== Dataset excerpts ==

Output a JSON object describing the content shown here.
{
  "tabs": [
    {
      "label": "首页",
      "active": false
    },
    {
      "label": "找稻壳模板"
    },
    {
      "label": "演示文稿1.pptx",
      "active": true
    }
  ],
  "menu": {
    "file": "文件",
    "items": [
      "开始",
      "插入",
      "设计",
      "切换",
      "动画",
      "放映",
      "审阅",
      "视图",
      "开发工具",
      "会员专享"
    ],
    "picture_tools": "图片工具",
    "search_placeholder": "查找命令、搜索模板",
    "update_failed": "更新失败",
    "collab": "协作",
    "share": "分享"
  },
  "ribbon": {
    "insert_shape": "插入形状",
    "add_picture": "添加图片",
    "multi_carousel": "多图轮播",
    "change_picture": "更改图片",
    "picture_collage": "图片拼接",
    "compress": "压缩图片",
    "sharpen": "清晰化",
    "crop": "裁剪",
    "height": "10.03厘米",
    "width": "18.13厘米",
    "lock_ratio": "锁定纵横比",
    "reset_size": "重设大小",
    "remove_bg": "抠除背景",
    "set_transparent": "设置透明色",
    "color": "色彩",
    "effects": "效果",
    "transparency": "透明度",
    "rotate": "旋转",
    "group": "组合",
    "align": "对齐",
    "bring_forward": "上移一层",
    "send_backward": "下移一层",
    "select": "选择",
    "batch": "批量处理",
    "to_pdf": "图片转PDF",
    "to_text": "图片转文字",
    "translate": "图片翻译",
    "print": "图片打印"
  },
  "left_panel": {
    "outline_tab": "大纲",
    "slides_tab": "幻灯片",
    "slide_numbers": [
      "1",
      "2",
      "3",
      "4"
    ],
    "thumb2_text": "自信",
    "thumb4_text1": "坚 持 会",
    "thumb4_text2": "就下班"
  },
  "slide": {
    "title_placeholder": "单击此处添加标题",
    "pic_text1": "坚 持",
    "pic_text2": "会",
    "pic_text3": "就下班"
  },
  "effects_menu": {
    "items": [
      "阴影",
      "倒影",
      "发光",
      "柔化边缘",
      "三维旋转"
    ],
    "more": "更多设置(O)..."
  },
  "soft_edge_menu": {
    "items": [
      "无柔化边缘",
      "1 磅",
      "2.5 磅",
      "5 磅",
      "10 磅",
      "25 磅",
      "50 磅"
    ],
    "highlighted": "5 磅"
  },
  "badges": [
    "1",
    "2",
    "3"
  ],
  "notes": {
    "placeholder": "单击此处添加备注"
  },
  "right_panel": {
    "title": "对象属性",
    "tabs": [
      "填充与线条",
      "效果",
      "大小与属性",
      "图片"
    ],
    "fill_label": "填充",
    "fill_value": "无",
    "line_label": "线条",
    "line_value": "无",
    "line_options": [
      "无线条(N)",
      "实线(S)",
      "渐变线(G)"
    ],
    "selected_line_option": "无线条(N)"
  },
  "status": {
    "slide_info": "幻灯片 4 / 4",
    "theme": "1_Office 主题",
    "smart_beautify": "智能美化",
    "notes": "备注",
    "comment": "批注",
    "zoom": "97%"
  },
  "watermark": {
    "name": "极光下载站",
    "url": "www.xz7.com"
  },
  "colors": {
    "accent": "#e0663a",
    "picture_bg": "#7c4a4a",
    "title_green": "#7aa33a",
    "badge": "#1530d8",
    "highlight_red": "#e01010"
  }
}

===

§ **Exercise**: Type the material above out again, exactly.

§ **Exercise result**:
Output a JSON object describing the content shown here.
{
  "tabs": [
    {
      "label": "首页",
      "active": false
    },
    {
      "label": "找稻壳模板"
    },
    {
      "label": "演示文稿1.pptx",
      "active": true
    }
  ],
  "menu": {
    "file": "文件",
    "items": [
      "开始",
      "插入",
      "设计",
      "切换",
      "动画",
      "放映",
      "审阅",
      "视图",
      "开发工具",
      "会员专享"
    ],
    "picture_tools": "图片工具",
    "search_placeholder": "查找命令、搜索模板",
    "update_failed": "更新失败",
    "collab": "协作",
    "share": "分享"
  },
  "ribbon": {
    "insert_shape": "插入形状",
    "add_picture": "添加图片",
    "multi_carousel": "多图轮播",
    "change_picture": "更改图片",
    "picture_collage": "图片拼接",
    "compress": "压缩图片",
    "sharpen": "清晰化",
    "crop": "裁剪",
    "height": "10.03厘米",
    "width": "18.13厘米",
    "lock_ratio": "锁定纵横比",
    "reset_size": "重设大小",
    "remove_bg": "抠除背景",
    "set_transparent": "设置透明色",
    "color": "色彩",
    "effects": "效果",
    "transparency": "透明度",
    "rotate": "旋转",
    "group": "组合",
    "align": "对齐",
    "bring_forward": "上移一层",
    "send_backward": "下移一层",
    "select": "选择",
    "batch": "批量处理",
    "to_pdf": "图片转PDF",
    "to_text": "图片转文字",
    "translate": "图片翻译",
    "print": "图片打印"
  },
  "left_panel": {
    "outline_tab": "大纲",
    "slides_tab": "幻灯片",
    "slide_numbers": [
      "1",
      "2",
      "3",
      "4"
    ],
    "thumb2_text": "自信",
    "thumb4_text1": "坚 持 会",
    "thumb4_text2": "就下班"
  },
  "slide": {
    "title_placeholder": "单击此处添加标题",
    "pic_text1": "坚 持",
    "pic_text2": "会",
    "pic_text3": "就下班"
  },
  "effects_menu": {
    "items": [
      "阴影",
      "倒影",
      "发光",
      "柔化边缘",
      "三维旋转"
    ],
    "more": "更多设置(O)..."
  },
  "soft_edge_menu": {
    "items": [
      "无柔化边缘",
      "1 磅",
      "2.5 磅",
      "5 磅",
      "10 磅",
      "25 磅",
      "50 磅"
    ],
    "highlighted": "5 磅"
  },
  "badges": [
    "1",
    "2",
    "3"
  ],
  "notes": {
    "placeholder": "单击此处添加备注"
  },
  "right_panel": {
    "title": "对象属性",
    "tabs": [
      "填充与线条",
      "效果",
      "大小与属性",
      "图片"
    ],
    "fill_label": "填充",
    "fill_value": "无",
    "line_label": "线条",
    "line_value": "无",
    "line_options": [
      "无线条(N)",
      "实线(S)",
      "渐变线(G)"
    ],
    "selected_line_option": "无线条(N)"
  },
  "status": {
    "slide_info": "幻灯片 4 / 4",
    "theme": "1_Office 主题",
    "smart_beautify": "智能美化",
    "notes": "备注",
    "comment": "批注",
    "zoom": "97%"
  },
  "watermark": {
    "name": "极光下载站",
    "url": "www.xz7.com"
  },
  "colors": {
    "accent": "#e0663a",
    "picture_bg": "#7c4a4a",
    "title_green": "#7aa33a",
    "badge": "#1530d8",
    "highlight_red": "#e01010"
  }
}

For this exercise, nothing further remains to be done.